|Transcribed by Gill and Jim Hollis
Rushden Urban District Council
|3rd January 1964
Rushden Trade Effluents
Mr. R. H. Marriott warned five Rushden firms at the December meeting of the urban council that they would either have to conform with the standards of pre-treatment required or pay.
Presenting the report of the public health committee of which he is chairman he said that it had received a consultants’ report about trade effluents discharged to the public sewers.
The council approved its recommendation that the clerk should write to the firms informing them that the council proposes to issue directions about effluents and to impose charges with effect from April 1.
The firms were also to be told of the consultants’ observations. Their co-operation would be sought so that their effluents were properly pre-treated.
Mr. Marriott also reported that in a recent incident of vandalism lavatory seats in the Newton Road public conveniences had been daubed with paint and had to be replaced.
The High Street, which for the first time, has illuminated Christmas trees on the majority of shops and premises along its entire length, has never looked so fine or so gay before Mrs. Gladys Marriott commented.
The library committee did not accept all the criticism levelled against it by Rushden Ratepayers’ Association chairman, Mr. A. E. Goulsbra, told the council.
He was presenting the library committee report and said it was his turn to counter with the Association and he hoped this would not result in “abusive letters.”
He added: “There are those who serve, and those who criticise them.
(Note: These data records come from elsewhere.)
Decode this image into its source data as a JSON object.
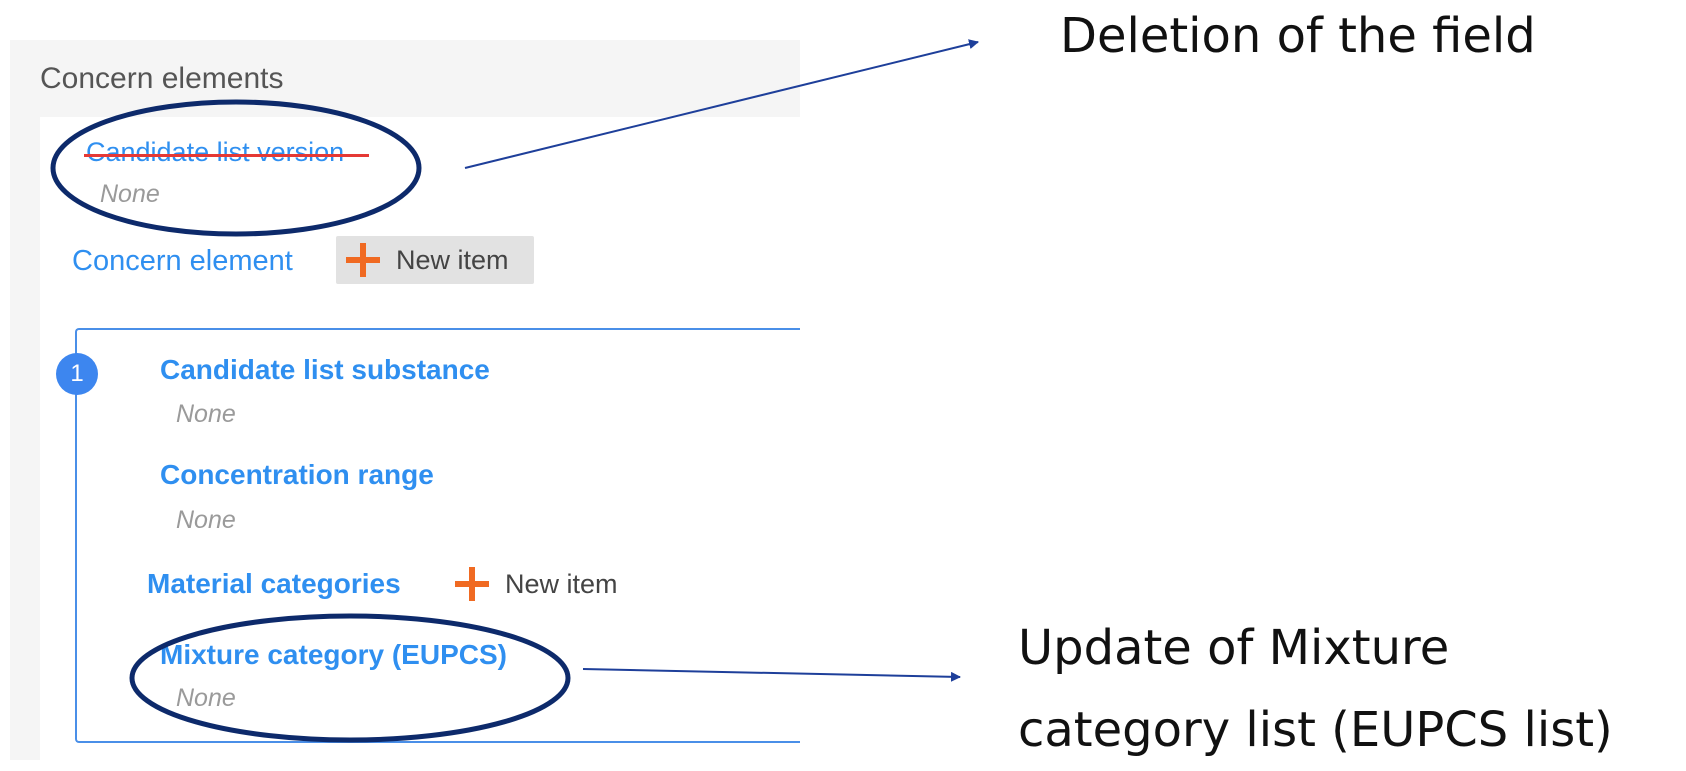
{
  "panel": {
    "title": "Concern elements",
    "candidate_list_version": {
      "label": "Candidate list version",
      "value": "None"
    },
    "concern_element": {
      "label": "Concern element",
      "button_label": "New item"
    },
    "item": {
      "index": "1",
      "candidate_list_substance": {
        "label": "Candidate list substance",
        "value": "None"
      },
      "concentration_range": {
        "label": "Concentration range",
        "value": "None"
      },
      "material_categories": {
        "label": "Material categories",
        "button_label": "New item"
      },
      "mixture_category": {
        "label": "Mixture category (EUPCS)",
        "value": "None"
      }
    }
  },
  "annotations": {
    "deletion": "Deletion of the field",
    "update_line1": "Update of Mixture",
    "update_line2": "category list (EUPCS list)"
  },
  "colors": {
    "label_blue": "#2f8ff0",
    "accent_orange": "#f06a22",
    "strike_red": "#e53935",
    "ellipse_navy": "#0d2a6b",
    "arrow_blue": "#1e3f9a"
  },
  "icons": {
    "add": "plus-icon",
    "item_number": "number-badge"
  }
}
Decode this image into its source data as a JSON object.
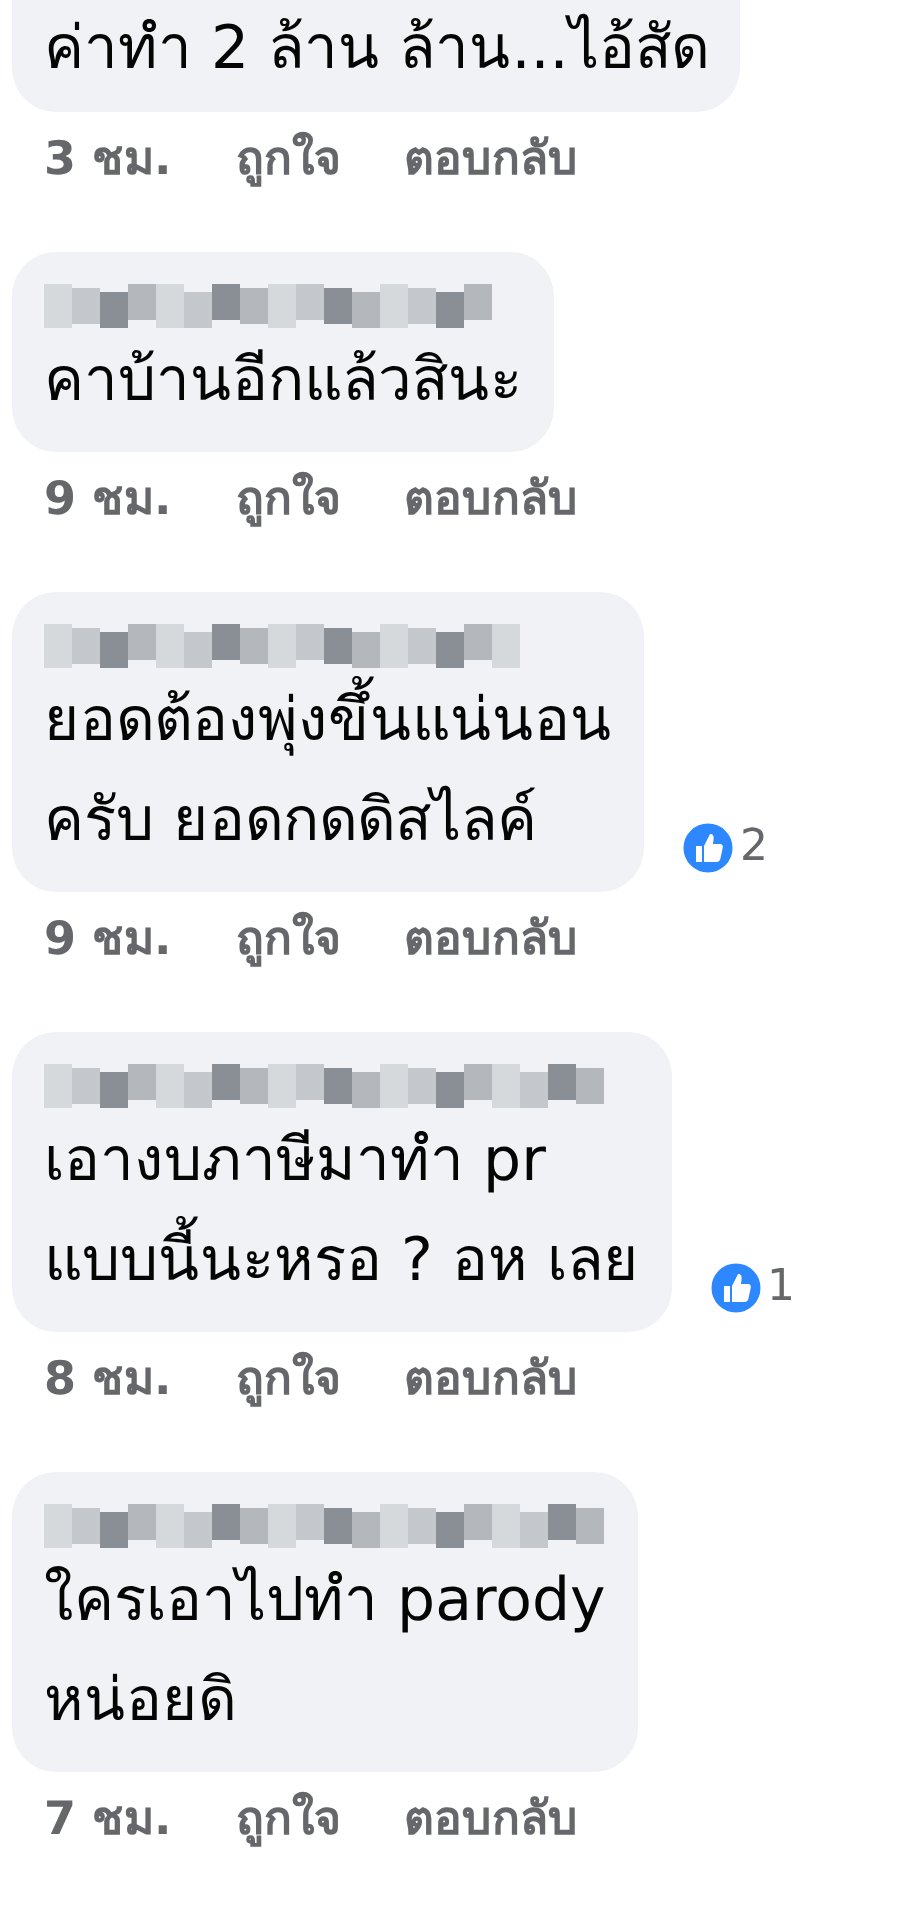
{
  "comments": [
    {
      "kind": "cut",
      "lines": [
        "ค่าทำ 2 ล้าน ล้าน...ไอ้สัด"
      ],
      "time": "3 ชม.",
      "like": "ถูกใจ",
      "reply": "ตอบกลับ"
    },
    {
      "kind": "full",
      "lines": [
        "คาบ้านอีกแล้วสินะ"
      ],
      "time": "9 ชม.",
      "like": "ถูกใจ",
      "reply": "ตอบกลับ"
    },
    {
      "kind": "full",
      "lines": [
        "ยอดต้องพุ่งขึ้นแน่นอน",
        "ครับ ยอดกดดิสไลค์"
      ],
      "reaction_count": "2",
      "time": "9 ชม.",
      "like": "ถูกใจ",
      "reply": "ตอบกลับ"
    },
    {
      "kind": "full",
      "lines": [
        "เอางบภาษีมาทำ pr",
        "แบบนี้นะหรอ ? อห เลย"
      ],
      "reaction_count": "1",
      "time": "8 ชม.",
      "like": "ถูกใจ",
      "reply": "ตอบกลับ"
    },
    {
      "kind": "full",
      "lines": [
        "ใครเอาไปทำ parody",
        "หน่อยดิ"
      ],
      "time": "7 ชม.",
      "like": "ถูกใจ",
      "reply": "ตอบกลับ"
    }
  ]
}
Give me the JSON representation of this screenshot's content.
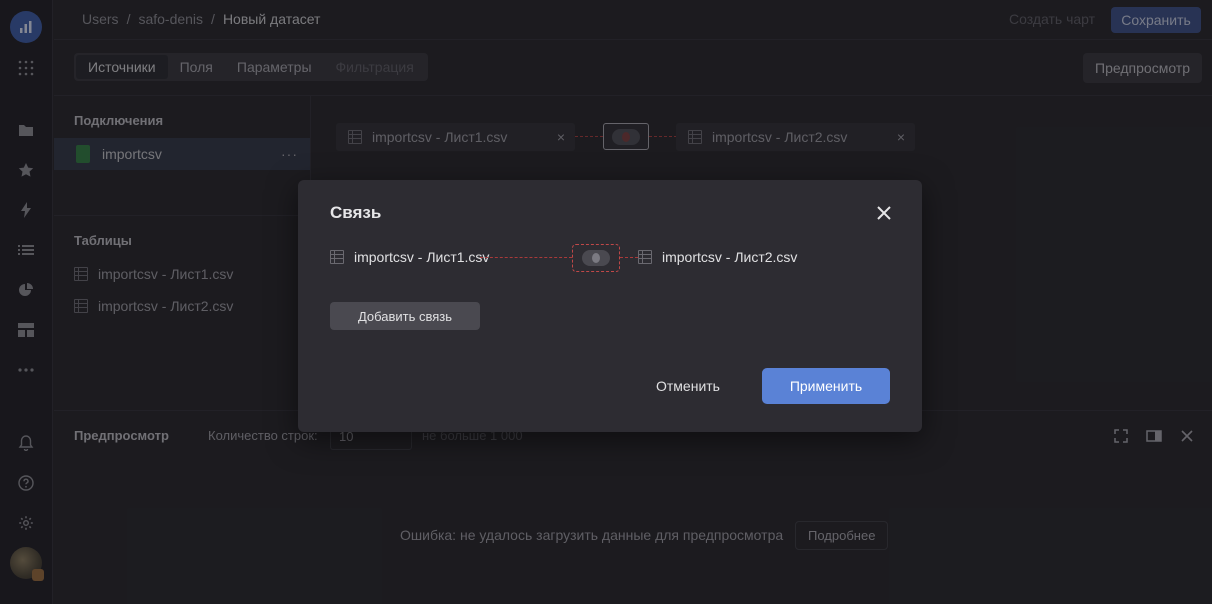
{
  "breadcrumbs": [
    "Users",
    "safo-denis",
    "Новый датасет"
  ],
  "breadcrumb_sep": "/",
  "topbar": {
    "create_chart": "Создать чарт",
    "save": "Сохранить"
  },
  "tabs": [
    {
      "label": "Источники",
      "state": "active"
    },
    {
      "label": "Поля",
      "state": "normal"
    },
    {
      "label": "Параметры",
      "state": "normal"
    },
    {
      "label": "Фильтрация",
      "state": "disabled"
    }
  ],
  "preview_button": "Предпросмотр",
  "left_panel": {
    "connections_title": "Подключения",
    "connection": {
      "label": "importcsv",
      "menu": "···"
    },
    "tables_title": "Таблицы",
    "tables": [
      "importcsv - Лист1.csv",
      "importcsv - Лист2.csv"
    ]
  },
  "canvas": {
    "left_source": "importcsv - Лист1.csv",
    "right_source": "importcsv - Лист2.csv",
    "remove": "×"
  },
  "preview_panel": {
    "title": "Предпросмотр",
    "rows_label": "Количество строк:",
    "rows_value": "10",
    "rows_hint": "не больше 1 000",
    "error": "Ошибка: не удалось загрузить данные для предпросмотра",
    "details": "Подробнее"
  },
  "modal": {
    "title": "Связь",
    "left_table": "importcsv - Лист1.csv",
    "right_table": "importcsv - Лист2.csv",
    "add_link": "Добавить связь",
    "cancel": "Отменить",
    "apply": "Применить"
  },
  "colors": {
    "accent": "#5a82d6",
    "link_line": "#c04848",
    "save": "#3a4d85"
  }
}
They must expect to be answered back for their criticism.”
The committee felt the ratepayers’ complaint about some books being duplicated when the originals were rarely borrowed was not justified, although it agreed some mistakes may have been made.
“We shall continue to order two copies of any books in demand, but the ratepayers were right that some books had been duplicated in error,” he said.
The committee did not accept all the criticism of duplication which the association claimed had occurred in the library. He expressed his confidence in the library and its staff.
In a letter, the ratepayers listed twelve books of which they said two or three copies each were stocked, although they were rarely read.
The committee felt that no useful purpose would be served by the suggested meeting with representatives of the body.
The council agreed with the committee’s proposal to allow students to borrow books for longer than the stipulated period. “The library has been running into trouble because they have been sticking to the rules.” Mr. Goulsbra commented.